Des pièces fascinantes sont données à voir: ces vases où la partie inferieure est façonnée au tour et la partie supérieure au colombin, intégrant les deux techniques de fabrication, par rotation et par construction. Admirables sont les vases construits à l'aide de cordons de terre glaise (les colombins) qui restent apparents à l'intérieur alors que l'extérieur a été lissé, ou vice versa. Chaque pièce est une nouvelle expérience, tel ce vase cylindrique qui s'épanouit en ombrelle et dont la surface intérieure et extérieure est enduite d'un épais email noir grumelé, avec bandes concentriques alternées noires et violettes sur l'ombrelle. On dirait la cheminée d'un volcan récemment éteint. Ou tels ces vases emmaillés en noir dont le fond est tapissé de verre fondu (les pièces sont cuites à 1260 degrés) qui lui confère une brillance irisée, ou telles ces poteries à pates mélangées ou chamottées ou à décoration modulaire dont l'exécution fastidieuse exige une longue patience, une sorte de mortification. Petites et grandes merveilles sui generis, subtiles et raffinées. (Galerie Alice Mogabgab).

Featured Works

 Peace - Hauteur:49 cm - Diametre:17 cm Stoneware, 1280 degrees, slabbed

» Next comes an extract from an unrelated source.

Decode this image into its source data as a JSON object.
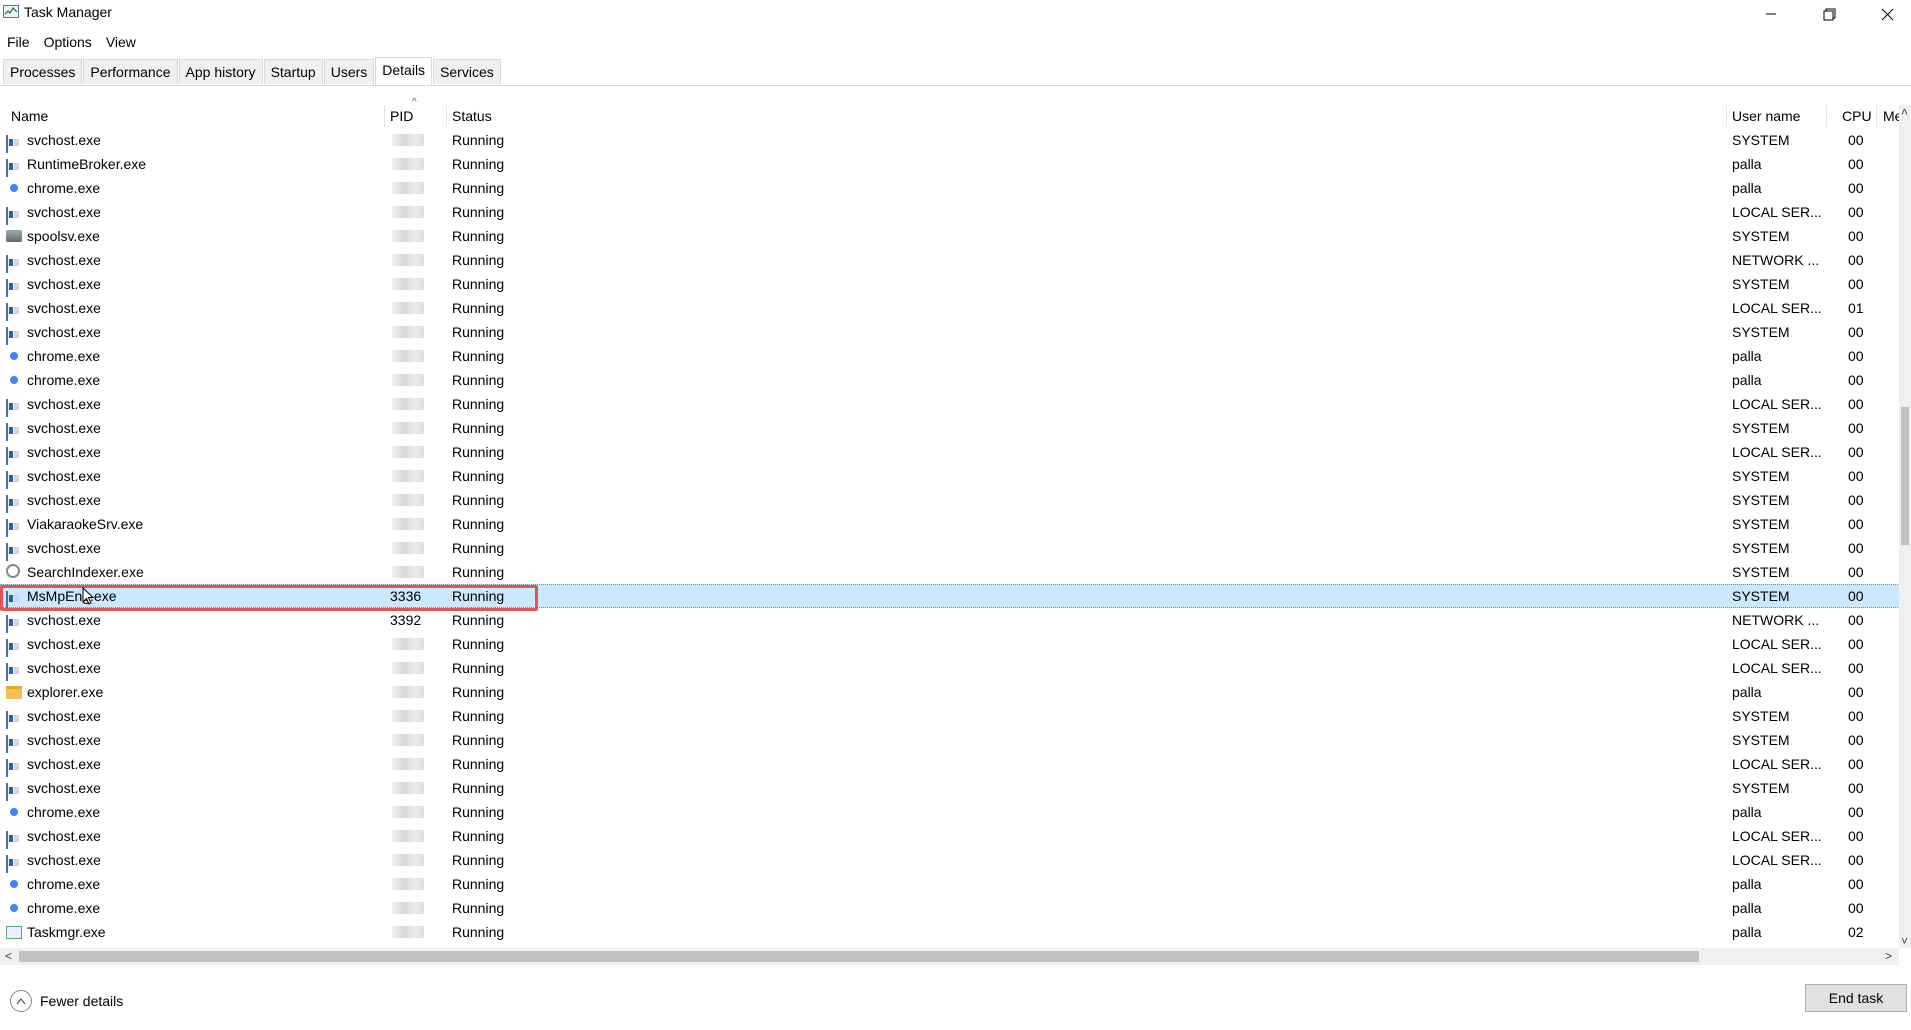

Peace - Hauteur:49 cm - Diametre:17 cm Stoneware, 1280 degrees, slabbed
 My Cedar - H: 8 - D: 49 Stoneware, 1280 degrees, Wheel
My Cedar - H: 8 - D: 49 Stoneware, 1280 degrees, Wheel
 In the desert - H: 9 - D: 35 Stoneware, 1280 degrees, Wheel
In the desert - H: 9 - D: 35 Stoneware, 1280 degrees, Wheel
 Freedom - H: 7 - D: 33 Stoneware, 1280 degrees, Wheel
Freedom - H: 7 - D: 33 Stoneware, 1280 degrees, Wheel
 Broken Heart, - H: 75 - D: 65 Stoneware, 1280 degrees, Coiled
Broken Heart, - H: 75 - D: 65 Stoneware, 1280 degrees, Coiled
 Broken Heart, - H: 75 - D: 65 Stoneware, 1280 degrees, Coiled - Inside
Broken Heart, - H: 75 - D: 65 Stoneware, 1280 degrees, Coiled - Inside
 Treasure - H: 96 D: 61 Stoneware, 1280 degrees, Coiled
Treasure - H: 96 D: 61 Stoneware, 1280 degrees, Coiled
 Untiteled - H:18 - D:18 Stoneware, 1280 degrees, Wheel
Untiteled - H:18 - D:18 Stoneware, 1280 degrees, Wheel
 My Ashes - H: 23.5 - D:13.5 Stoneware, 1280 degrees, Wheel, 2 pieces
My Ashes - H: 23.5 - D:13.5 Stoneware, 1280 degrees, Wheel, 2 pieces
 Untiteled - H: 7 - D: 18 Stoneware, 1280 degrees, Wheel
Untiteled - H: 7 - D: 18 Stoneware, 1280 degrees, Wheel
 Beauty - H: 7 - D: 30 Stoneware, 1280 degrees, Wheel
Beauty - H: 7 - D: 30 Stoneware, 1280 degrees, Wheel